Premier Autoharpist, singer and Colorado folk legend Roz Brown has built a mighty impressive career as a captivating entertainer. He is also a recording artist performing and recording classic and contemporary folk music on his own terms for over forty-five years.
Born in Madison Wisconsin Roz started his musical career in the 5th grade when he first started to learn and play Cornet in his grade school band. His dad bought him his own trumpet in 1952 and he played in concert bands all through his high school years. He continued playing the trumpet in U.S. Navy base bands wherever he was stationed.
After receiving an honorable discharge from the Navy Roz went to work in Research and Development laboratories at the University of Wisconsin and the University of Minnesota. He moved to Colorado in 1972. “The folk music of ’60’s had always stirred something deep in my soul says Roz. I started following the folk music scene in Denver and attended many concerts and festivals every week. I happened to catch a life-changing performance by Autoharp Master Bryan Bowers at the Oxford Hotel Cruise Room.
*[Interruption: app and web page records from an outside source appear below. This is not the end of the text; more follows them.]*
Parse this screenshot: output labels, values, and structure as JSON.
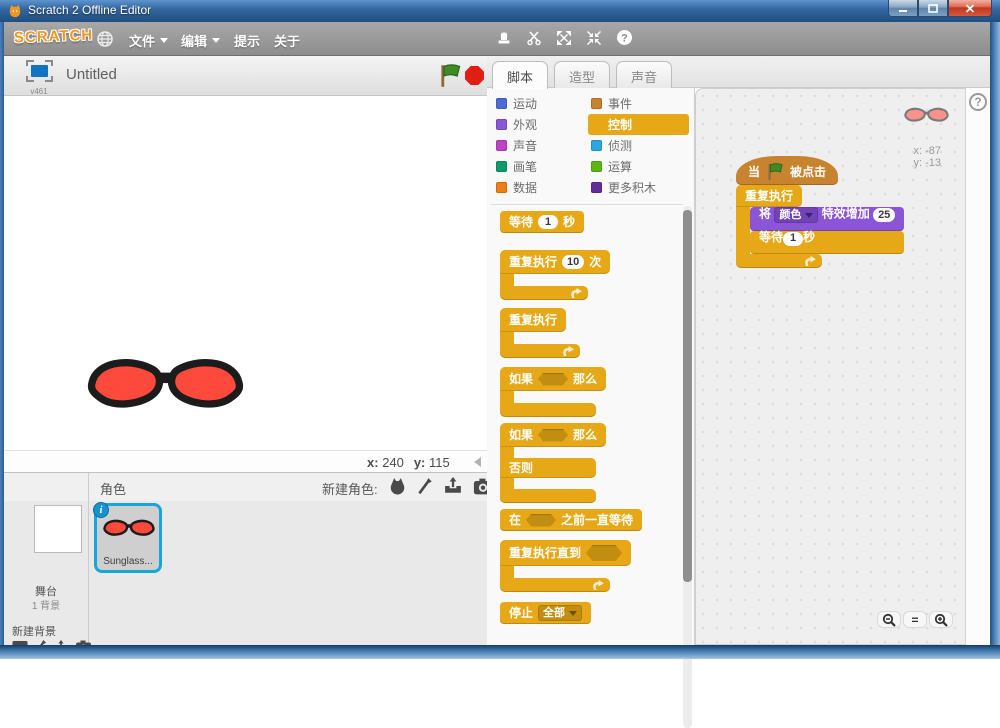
{
  "titlebar": {
    "title": "Scratch 2 Offline Editor"
  },
  "menubar": {
    "logo": "SCRATCH",
    "file": "文件",
    "edit": "编辑",
    "tips": "提示",
    "about": "关于"
  },
  "stage_header": {
    "title": "Untitled",
    "version": "v461"
  },
  "stage_status": {
    "x_label": "x:",
    "x_value": "240",
    "y_label": "y:",
    "y_value": "115"
  },
  "sprites_panel": {
    "title": "角色",
    "new_sprite_label": "新建角色:",
    "stage_name": "舞台",
    "stage_count": "1 背景",
    "new_backdrop_label": "新建背景",
    "sprite_name": "Sunglass..."
  },
  "tabs": {
    "scripts": "脚本",
    "costumes": "造型",
    "sounds": "声音"
  },
  "categories": [
    {
      "label": "运动",
      "color": "#4a6cd4"
    },
    {
      "label": "外观",
      "color": "#8a55d7"
    },
    {
      "label": "声音",
      "color": "#bb42c3"
    },
    {
      "label": "画笔",
      "color": "#0e9a6c"
    },
    {
      "label": "数据",
      "color": "#ee7d16"
    },
    {
      "label": "事件",
      "color": "#c8832f"
    },
    {
      "label": "控制",
      "color": "#e6a817",
      "selected": true
    },
    {
      "label": "侦测",
      "color": "#2ca5e2"
    },
    {
      "label": "运算",
      "color": "#5cb712"
    },
    {
      "label": "更多积木",
      "color": "#632d99"
    }
  ],
  "palette": {
    "wait_t1": "等待",
    "wait_val": "1",
    "wait_t2": "秒",
    "repeat_t1": "重复执行",
    "repeat_val": "10",
    "repeat_t2": "次",
    "forever": "重复执行",
    "if_t1": "如果",
    "if_t2": "那么",
    "else_label": "否则",
    "waituntil_t1": "在",
    "waituntil_t2": "之前一直等待",
    "repeatuntil": "重复执行直到",
    "stop": "停止",
    "stop_opt": "全部"
  },
  "script": {
    "x_label": "x:",
    "x_value": "-87",
    "y_label": "y:",
    "y_value": "-13",
    "when_t1": "当",
    "when_t2": "被点击",
    "forever": "重复执行",
    "effect_t1": "将",
    "effect_opt": "颜色",
    "effect_t2": "特效增加",
    "effect_val": "25",
    "wait_t1": "等待",
    "wait_val": "1",
    "wait_t2": "秒"
  },
  "colors": {
    "control_gold": "#e6a817",
    "events_brown": "#c8832f",
    "looks_purple": "#8a55d7",
    "selection_blue": "#18a5d8",
    "sprite_red": "#fd4a3c",
    "stop_red": "#e01f12"
  }
}
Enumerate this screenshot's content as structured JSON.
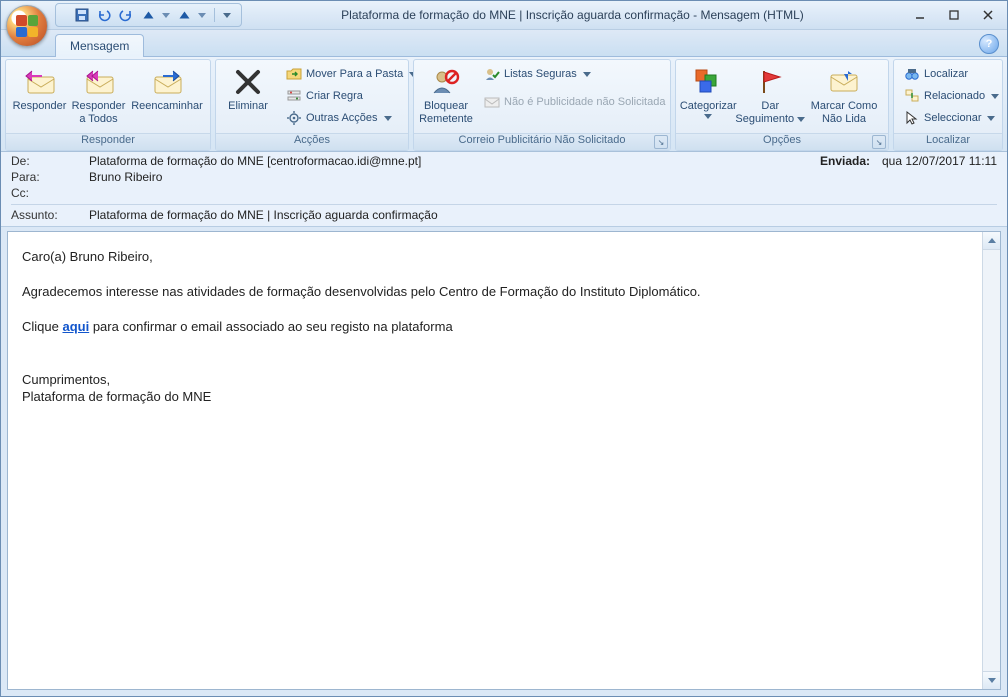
{
  "window": {
    "title": "Plataforma de formação do MNE | Inscrição aguarda confirmação - Mensagem (HTML)"
  },
  "qat": {
    "save": "Guardar",
    "undo": "Anular",
    "redo": "Refazer",
    "prev": "Anterior",
    "next": "Seguinte"
  },
  "tabs": {
    "message": "Mensagem"
  },
  "ribbon": {
    "responder": {
      "title": "Responder",
      "reply": "Responder",
      "reply_all_l1": "Responder",
      "reply_all_l2": "a Todos",
      "forward": "Reencaminhar"
    },
    "accoes": {
      "title": "Acções",
      "delete": "Eliminar",
      "move": "Mover Para a Pasta",
      "rule": "Criar Regra",
      "other": "Outras Acções"
    },
    "junk": {
      "title": "Correio Publicitário Não Solicitado",
      "block_l1": "Bloquear",
      "block_l2": "Remetente",
      "safe": "Listas Seguras",
      "notjunk": "Não é Publicidade não Solicitada"
    },
    "opcoes": {
      "title": "Opções",
      "categorize": "Categorizar",
      "follow_l1": "Dar",
      "follow_l2": "Seguimento",
      "unread_l1": "Marcar Como",
      "unread_l2": "Não Lida"
    },
    "localizar": {
      "title": "Localizar",
      "find": "Localizar",
      "related": "Relacionado",
      "select": "Seleccionar"
    }
  },
  "header": {
    "from_lbl": "De:",
    "from_val": "Plataforma de formação do MNE [centroformacao.idi@mne.pt]",
    "to_lbl": "Para:",
    "to_val": "Bruno Ribeiro",
    "cc_lbl": "Cc:",
    "cc_val": "",
    "subj_lbl": "Assunto:",
    "subj_val": "Plataforma de formação do MNE | Inscrição aguarda confirmação",
    "sent_lbl": "Enviada:",
    "sent_val": "qua 12/07/2017 11:11"
  },
  "body": {
    "greeting": "Caro(a) Bruno Ribeiro,",
    "p1": "Agradecemos interesse nas atividades de formação desenvolvidas pelo Centro de Formação do Instituto Diplomático.",
    "p2a": "Clique ",
    "link": "aqui",
    "p2b": " para confirmar o email associado ao seu registo na plataforma",
    "closing1": "Cumprimentos,",
    "closing2": "Plataforma de formação do MNE"
  }
}
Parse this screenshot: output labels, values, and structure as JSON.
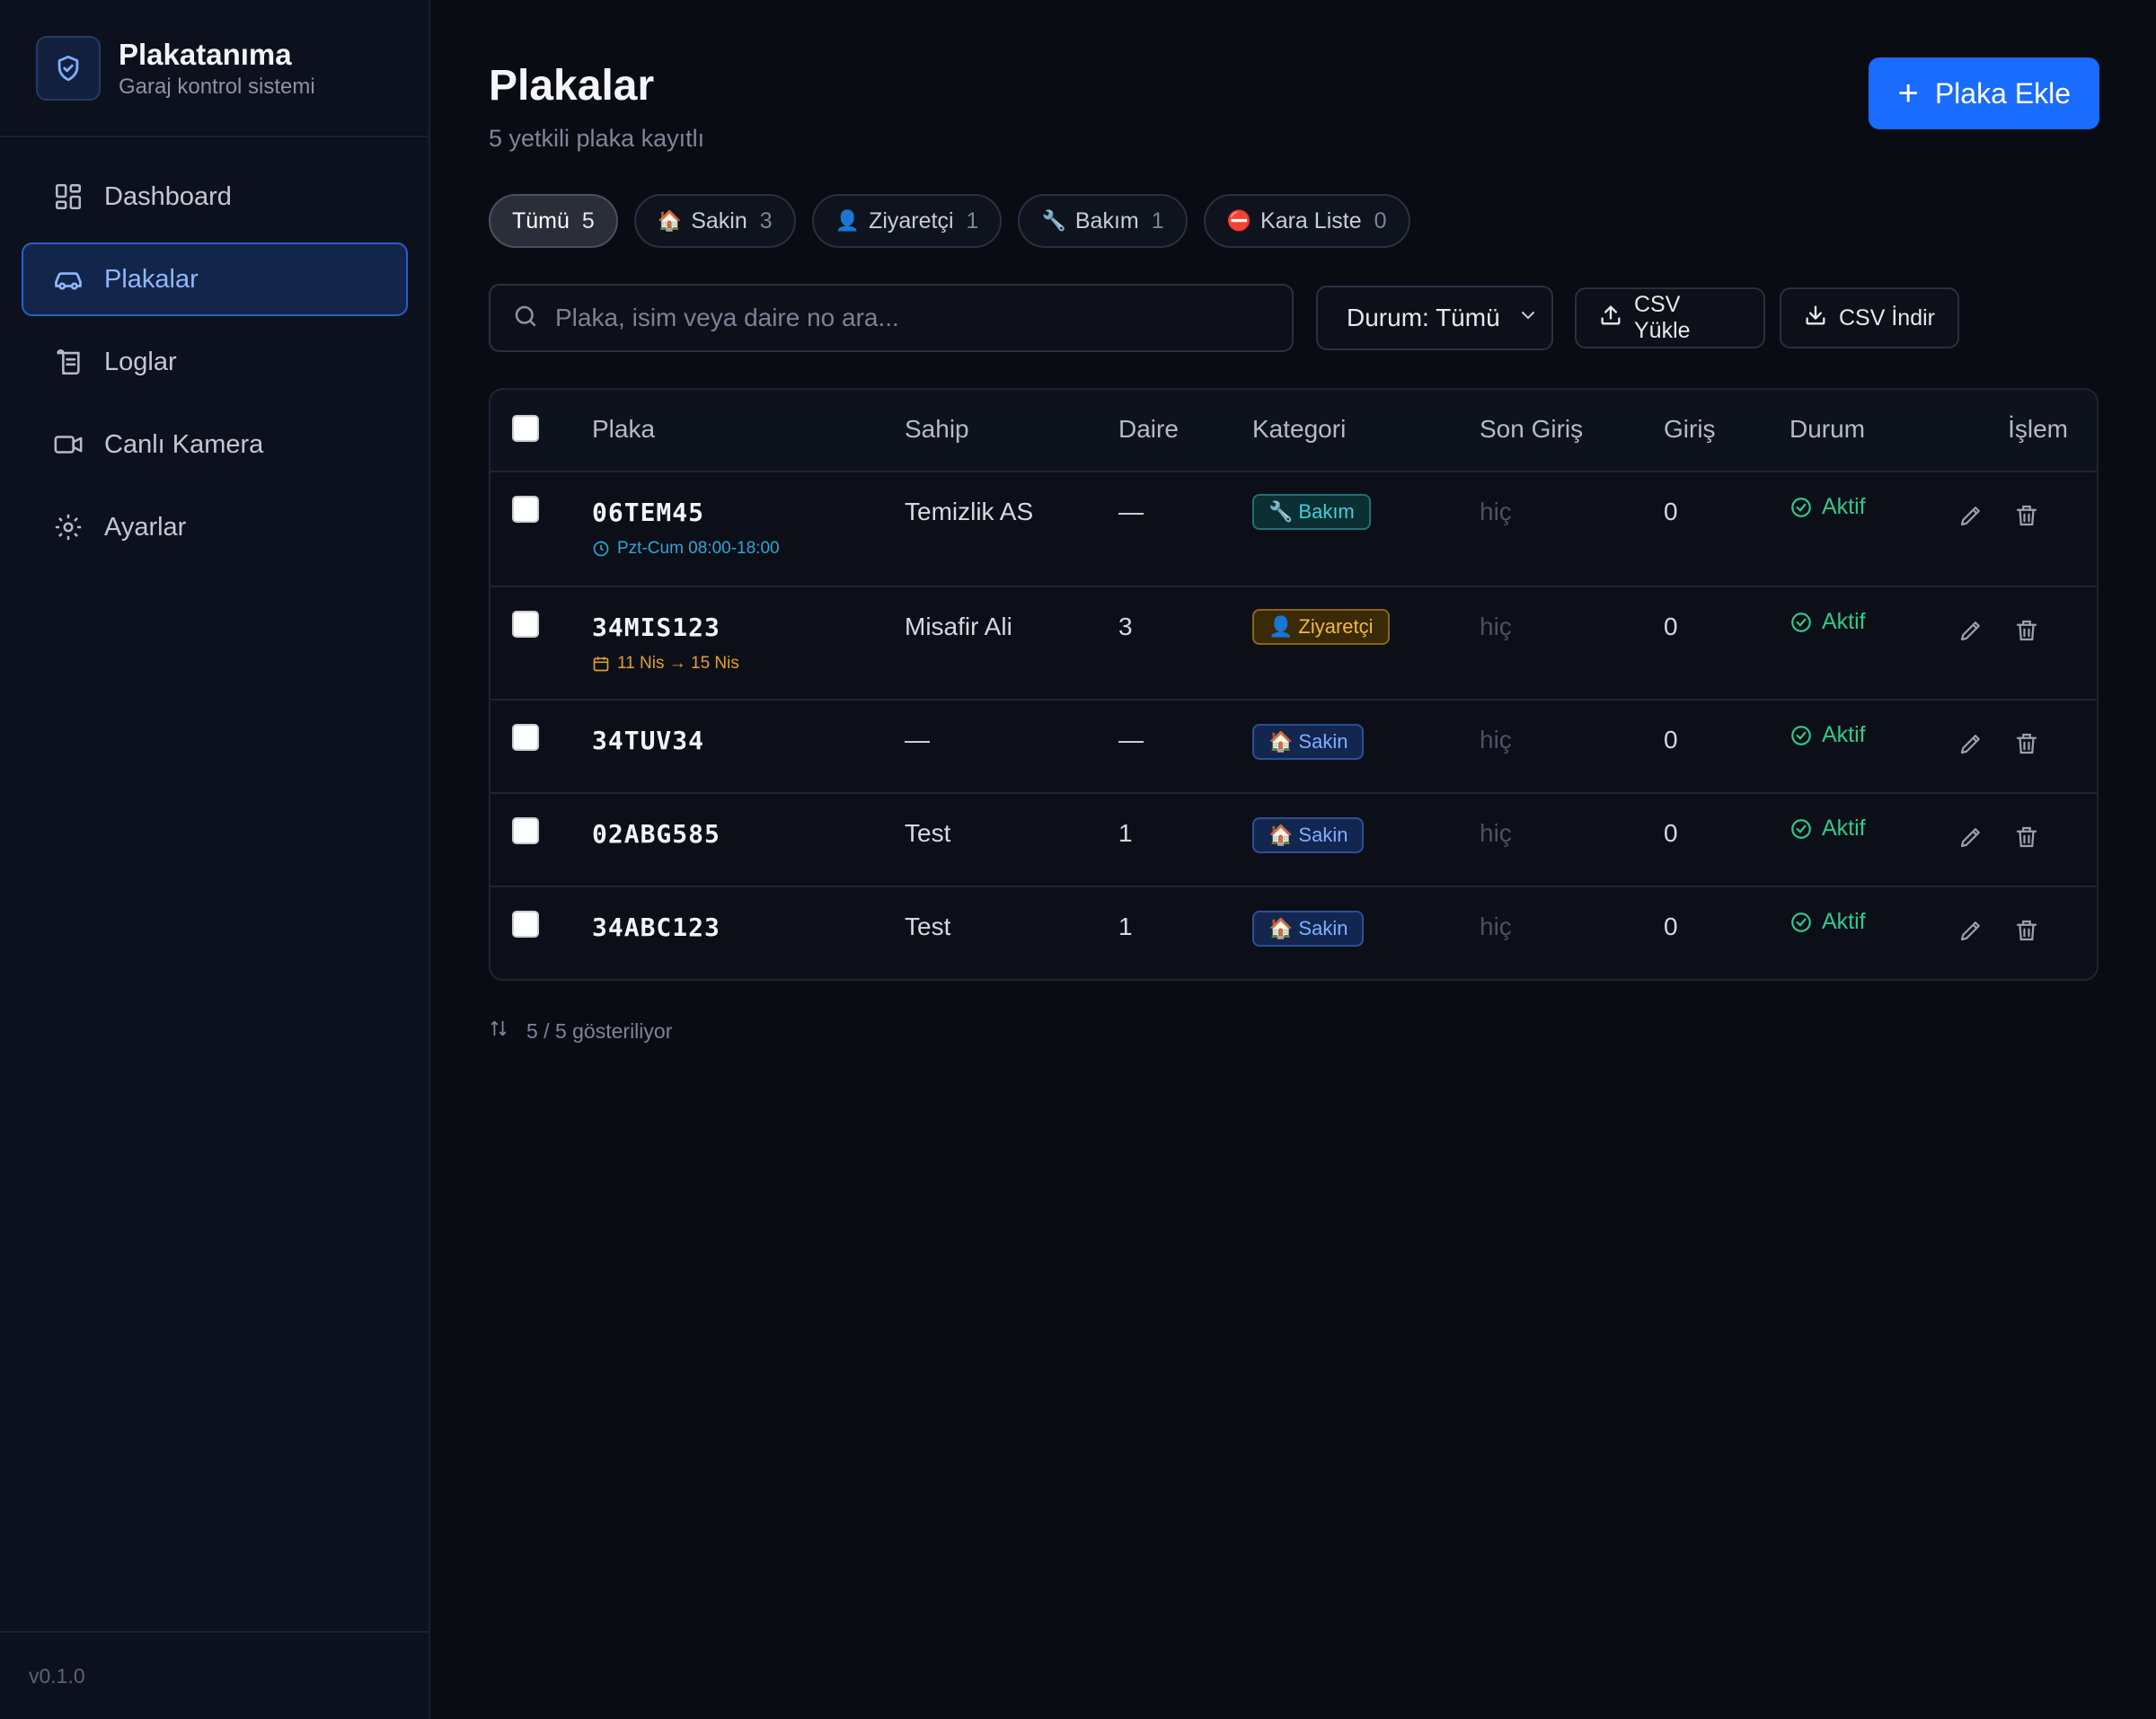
{
  "app": {
    "name": "Plakatanıma",
    "subtitle": "Garaj kontrol sistemi",
    "version": "v0.1.0"
  },
  "nav": {
    "items": [
      {
        "label": "Dashboard",
        "icon": "grid-icon"
      },
      {
        "label": "Plakalar",
        "icon": "car-icon",
        "active": true
      },
      {
        "label": "Loglar",
        "icon": "scroll-icon"
      },
      {
        "label": "Canlı Kamera",
        "icon": "video-icon"
      },
      {
        "label": "Ayarlar",
        "icon": "gear-icon"
      }
    ]
  },
  "header": {
    "title": "Plakalar",
    "subtitle": "5 yetkili plaka kayıtlı",
    "add_button": "Plaka Ekle"
  },
  "filters": [
    {
      "label": "Tümü",
      "count": "5",
      "emoji": "",
      "active": true
    },
    {
      "label": "Sakin",
      "count": "3",
      "emoji": "🏠"
    },
    {
      "label": "Ziyaretçi",
      "count": "1",
      "emoji": "👤"
    },
    {
      "label": "Bakım",
      "count": "1",
      "emoji": "🔧"
    },
    {
      "label": "Kara Liste",
      "count": "0",
      "emoji": "⛔"
    }
  ],
  "toolbar": {
    "search_placeholder": "Plaka, isim veya daire no ara...",
    "status_select": "Durum: Tümü",
    "csv_upload": "CSV Yükle",
    "csv_download": "CSV İndir"
  },
  "table": {
    "columns": [
      "Plaka",
      "Sahip",
      "Daire",
      "Kategori",
      "Son Giriş",
      "Giriş",
      "Durum",
      "İşlem"
    ],
    "rows": [
      {
        "plate": "06TEM45",
        "note": "Pzt-Cum 08:00-18:00",
        "note_type": "schedule",
        "owner": "Temizlik AS",
        "unit": "—",
        "category": "Bakım",
        "category_emoji": "🔧",
        "category_type": "bakim",
        "last_entry": "hiç",
        "entries": "0",
        "status": "Aktif"
      },
      {
        "plate": "34MIS123",
        "note": "11 Nis → 15 Nis",
        "note_type": "date",
        "owner": "Misafir Ali",
        "unit": "3",
        "category": "Ziyaretçi",
        "category_emoji": "👤",
        "category_type": "ziyaretci",
        "last_entry": "hiç",
        "entries": "0",
        "status": "Aktif"
      },
      {
        "plate": "34TUV34",
        "note": "",
        "owner": "—",
        "unit": "—",
        "category": "Sakin",
        "category_emoji": "🏠",
        "category_type": "sakin",
        "last_entry": "hiç",
        "entries": "0",
        "status": "Aktif"
      },
      {
        "plate": "02ABG585",
        "note": "",
        "owner": "Test",
        "unit": "1",
        "category": "Sakin",
        "category_emoji": "🏠",
        "category_type": "sakin",
        "last_entry": "hiç",
        "entries": "0",
        "status": "Aktif"
      },
      {
        "plate": "34ABC123",
        "note": "",
        "owner": "Test",
        "unit": "1",
        "category": "Sakin",
        "category_emoji": "🏠",
        "category_type": "sakin",
        "last_entry": "hiç",
        "entries": "0",
        "status": "Aktif"
      }
    ]
  },
  "footer": {
    "showing": "5 / 5 gösteriliyor"
  },
  "colors": {
    "accent": "#1a6bff",
    "success": "#2fc98a",
    "background": "#0a0c14"
  }
}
I ended hanging out with Bryan and friends after his concert and playing music until the wee hours of the morning. Shortly afterward I bought my first two very used Autoharps from Bryan and taught myself to play them. I found out I could connect with a lot of the folk songs I loved on those two Autoharps.”
Roz has recorded five CD’s of his favorite folk songs which are available on line and at his performances. His latest release is a CD produced by his son, Nashville keyboardist and producer Paul Brown titled; A Cowboy and his Sweetheart inspired by his sweetheart Barbara. A Cowboy and his Sweetheart is a stellar collection of romantic love songs, many of which were originally recorded by Country legend Don Williams.
He has been an active Colorado mountain rescue volunteer with the Alpine Rescue Team, since 1972, based in Evergreen Colorado.
“Not long after I bought those two Autoharps from Bryan, explains Roz, I ended up in the hospital with a total knee replacement. Seeing how boring and lonely a place like that could be I told myself that once I recovered I’d go back and entertain folks in hospitals and nursing homes. My goal was to take their mind off whatever pains, illness, or lonely times they may be going through.” Roz still performs a staggering 200+ dates a year and tirelessly gives back through his music by making retirement and nursing homes part of his regular touring schedule.
As significant part of Roz’s’ regular touring schedule is his weekly performances at Denver’s Historic Buckhorn Exchange Restaurant in Denver where where Roz has been entertaining in evenings for over 38 years.